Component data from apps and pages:
----
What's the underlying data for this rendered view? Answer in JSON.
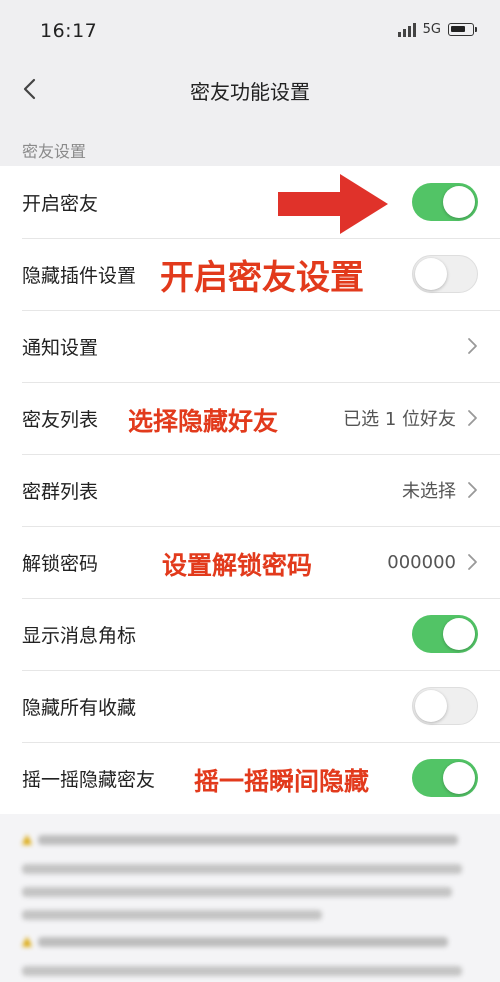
{
  "status_bar": {
    "time": "16:17",
    "network": "5G"
  },
  "nav": {
    "title": "密友功能设置"
  },
  "section": {
    "label": "密友设置"
  },
  "rows": [
    {
      "label": "开启密友",
      "type": "toggle",
      "on": true
    },
    {
      "label": "隐藏插件设置",
      "type": "toggle",
      "on": false
    },
    {
      "label": "通知设置",
      "type": "link",
      "value": ""
    },
    {
      "label": "密友列表",
      "type": "link",
      "value": "已选 1 位好友"
    },
    {
      "label": "密群列表",
      "type": "link",
      "value": "未选择"
    },
    {
      "label": "解锁密码",
      "type": "link",
      "value": "000000"
    },
    {
      "label": "显示消息角标",
      "type": "toggle",
      "on": true
    },
    {
      "label": "隐藏所有收藏",
      "type": "toggle",
      "on": false
    },
    {
      "label": "摇一摇隐藏密友",
      "type": "toggle",
      "on": true
    }
  ],
  "annotations": {
    "enable_settings": "开启密友设置",
    "choose_hidden": "选择隐藏好友",
    "set_password": "设置解锁密码",
    "shake_hide": "摇一摇瞬间隐藏"
  },
  "colors": {
    "toggle_on": "#52c466",
    "annotation": "#e23a1c",
    "arrow": "#e0322a"
  }
}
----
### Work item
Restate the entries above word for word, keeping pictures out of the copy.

### Completed task
What's the underlying data for this rendered view? Answer in JSON.
{
  "status_bar": {
    "time": "16:17",
    "network": "5G"
  },
  "nav": {
    "title": "密友功能设置"
  },
  "section": {
    "label": "密友设置"
  },
  "rows": [
    {
      "label": "开启密友",
      "type": "toggle",
      "on": true
    },
    {
      "label": "隐藏插件设置",
      "type": "toggle",
      "on": false
    },
    {
      "label": "通知设置",
      "type": "link",
      "value": ""
    },
    {
      "label": "密友列表",
      "type": "link",
      "value": "已选 1 位好友"
    },
    {
      "label": "密群列表",
      "type": "link",
      "value": "未选择"
    },
    {
      "label": "解锁密码",
      "type": "link",
      "value": "000000"
    },
    {
      "label": "显示消息角标",
      "type": "toggle",
      "on": true
    },
    {
      "label": "隐藏所有收藏",
      "type": "toggle",
      "on": false
    },
    {
      "label": "摇一摇隐藏密友",
      "type": "toggle",
      "on": true
    }
  ],
  "annotations": {
    "enable_settings": "开启密友设置",
    "choose_hidden": "选择隐藏好友",
    "set_password": "设置解锁密码",
    "shake_hide": "摇一摇瞬间隐藏"
  },
  "colors": {
    "toggle_on": "#52c466",
    "annotation": "#e23a1c",
    "arrow": "#e0322a"
  }
}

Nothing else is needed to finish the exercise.